It’s also vital to inspect your home regularly for evidence of termites such as ‟carton” and ‟frass,” which are the waste materials left behind by subterranean and drywood termites, respectively. Patterns in the wood can help distinguish what type of termite you are dealing with. Subterranean termites eat the soft wood between the grains while drywood termites eat across the grain with no patterns. In sheetrock, blistering may appear where termites entered and fed. Mud tunnels are also common evidence of termite activity. These are ‟highways” that help the termites avoid sunlight, control moisture and stay protected as they look for places to enter and eat your home. Look for cracks in the foundation and other structural issues that make for easy access.

HOW TO KEEP TERMITES OUT

  1. Keep all shrubbery near your home trimmed, allowing at least 12 inches between the shrubbery and the exterior wall of your home. This will create a nice air flow and allow damp areas to dry out quicker. It also allows termite tubes and termite damage to be discovered earlier.
  2. Use pine needles instead of mulch. Pine needles are less appetizing to subterranean termites and will also help minimize the environment that other insects such as ants like to nest in as well. If pine needles aren't available in your area, consider pea gravel or other non-organic material as a barrier between your house and mulch.
  3. Keep all sprinkler heads pointed away from your home’s foundation. Subterranean termites like moisture and a sprinkler pointing toward you home creates an ideal environment for them.
  4. Preventative maintenance goes a long way. By properly maintaining the exterior of your home such as wooden siding or windows, it will decrease the likelihood of water leaking behind your wall and creating an ideal environment for subterranean termites.
  5. If your home has a crawl space underneath it, make sure it has proper ventilation and a good vapor barrier to help minimize moisture from reaching the floor joists and subfloor. Moisture not only can be a conducive condition under your home, it can also cause wood destroying fungus to grow.
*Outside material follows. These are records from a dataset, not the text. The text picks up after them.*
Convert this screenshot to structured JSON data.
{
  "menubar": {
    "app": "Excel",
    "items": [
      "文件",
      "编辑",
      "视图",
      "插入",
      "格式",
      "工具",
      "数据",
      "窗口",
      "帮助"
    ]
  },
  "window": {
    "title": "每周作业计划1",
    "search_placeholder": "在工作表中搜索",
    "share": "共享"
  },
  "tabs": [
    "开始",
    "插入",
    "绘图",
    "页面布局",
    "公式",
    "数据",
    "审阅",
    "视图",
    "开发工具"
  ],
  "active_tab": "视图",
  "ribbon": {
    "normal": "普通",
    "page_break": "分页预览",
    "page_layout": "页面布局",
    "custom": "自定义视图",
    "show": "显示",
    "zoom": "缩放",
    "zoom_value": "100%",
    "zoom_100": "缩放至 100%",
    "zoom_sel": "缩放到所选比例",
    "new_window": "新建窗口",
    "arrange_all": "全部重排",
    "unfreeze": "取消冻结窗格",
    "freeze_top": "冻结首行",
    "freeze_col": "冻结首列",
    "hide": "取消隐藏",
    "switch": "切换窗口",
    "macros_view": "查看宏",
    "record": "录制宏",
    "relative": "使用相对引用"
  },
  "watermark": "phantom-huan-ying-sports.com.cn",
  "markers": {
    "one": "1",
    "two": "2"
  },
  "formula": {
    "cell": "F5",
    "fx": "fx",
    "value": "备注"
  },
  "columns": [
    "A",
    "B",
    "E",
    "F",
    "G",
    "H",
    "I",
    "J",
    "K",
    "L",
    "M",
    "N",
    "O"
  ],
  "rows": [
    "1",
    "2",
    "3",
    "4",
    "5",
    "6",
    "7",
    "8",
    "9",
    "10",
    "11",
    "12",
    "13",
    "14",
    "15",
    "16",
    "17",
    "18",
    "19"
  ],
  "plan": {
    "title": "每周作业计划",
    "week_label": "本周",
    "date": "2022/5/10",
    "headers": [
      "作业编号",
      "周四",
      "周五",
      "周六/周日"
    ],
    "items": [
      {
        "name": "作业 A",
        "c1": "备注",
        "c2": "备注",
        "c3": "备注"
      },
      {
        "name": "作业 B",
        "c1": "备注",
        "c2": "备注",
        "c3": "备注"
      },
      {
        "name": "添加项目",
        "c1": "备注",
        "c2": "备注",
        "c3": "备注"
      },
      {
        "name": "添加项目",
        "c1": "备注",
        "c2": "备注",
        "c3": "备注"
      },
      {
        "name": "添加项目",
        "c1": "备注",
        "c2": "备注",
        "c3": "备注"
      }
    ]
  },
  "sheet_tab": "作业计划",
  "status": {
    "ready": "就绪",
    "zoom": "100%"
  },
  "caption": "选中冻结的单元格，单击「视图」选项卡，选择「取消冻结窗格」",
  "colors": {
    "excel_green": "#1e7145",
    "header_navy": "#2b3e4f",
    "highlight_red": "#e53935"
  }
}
Moisture in a crawl space can also lead to unpleasant odors inside the house and in the right conditions create an environment for certain kinds of wood destroying beetles to infest the wooden members under your home.

Unfortunately, these termite inspections take time and can be difficult for homeowners to complete on their own. Not all baseboards are removable and areas such as crawl spaces prevent thorough inspection without special equipment. Luckily, Terminix® knows all of the tips on how to prevent termites and has been helping customers for more than 85 years. Call today for your free home termite inspection.